Operators had previously been permitted to process 10 tonnes of tyres per week and store up to 1,000 waste tyres on a secure site for a period of 12 months providing that they registered an exemption with SEPA, and the storage was with a view to recovery or reuse, but this will no longer be allowed.

SEPA is now writing to operators who had held exemptions to inform them that, so long as they are compliant with their current exemption, they have until 30 September 2016 to either apply for a Waste Management Licence or to cease operations and remove all tyres to a suitably licensed and compliant facility.

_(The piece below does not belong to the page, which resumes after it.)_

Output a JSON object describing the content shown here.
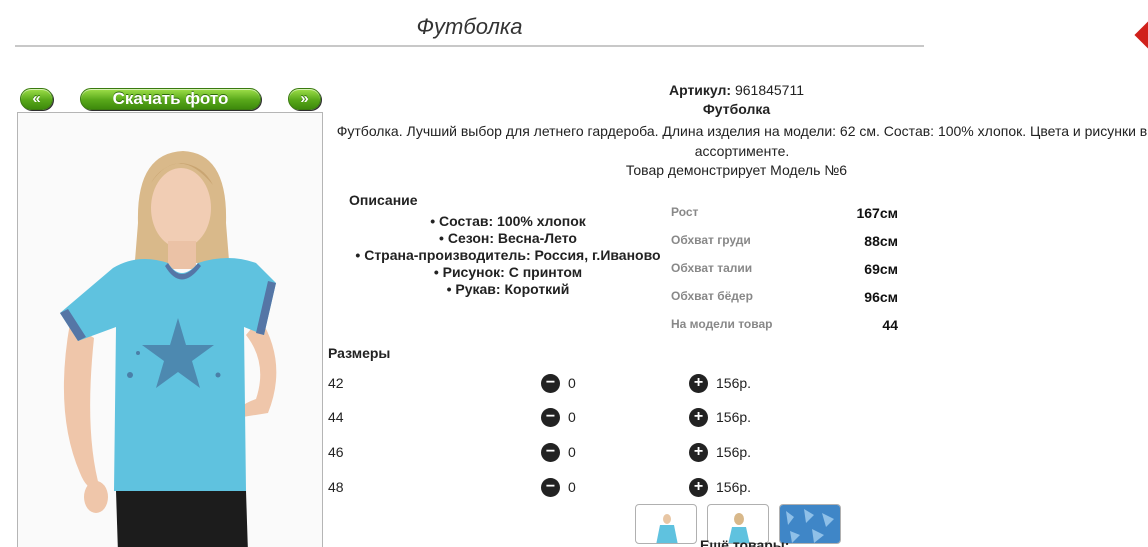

If operators continue to keep or treat waste tyres without the appropriate licence after this date they could face a maximum penalty of £40,000 and/or 6 month imprisonment.

SEPA’s Executive Director, Calum MacDonald, said:

Illegitimate waste tyre operators undercut compliant companies by flouting the regulations, and putting the environment and communities at risk.

“The new strengthened regulations will be a key asset in helping us to combat illegal waste tyre sites, and hold those responsible to account.

"We can now better regulate the quantities of tyres stored, and ensure that individuals are competent to operate waste tyre storage and treatment sites.

“If you held an exemption for waste tyres it is time to take action as this is no longer valid. You need to apply for a Waste Management Licence for processing waste tyres, or cease operations altogether before 30 September.”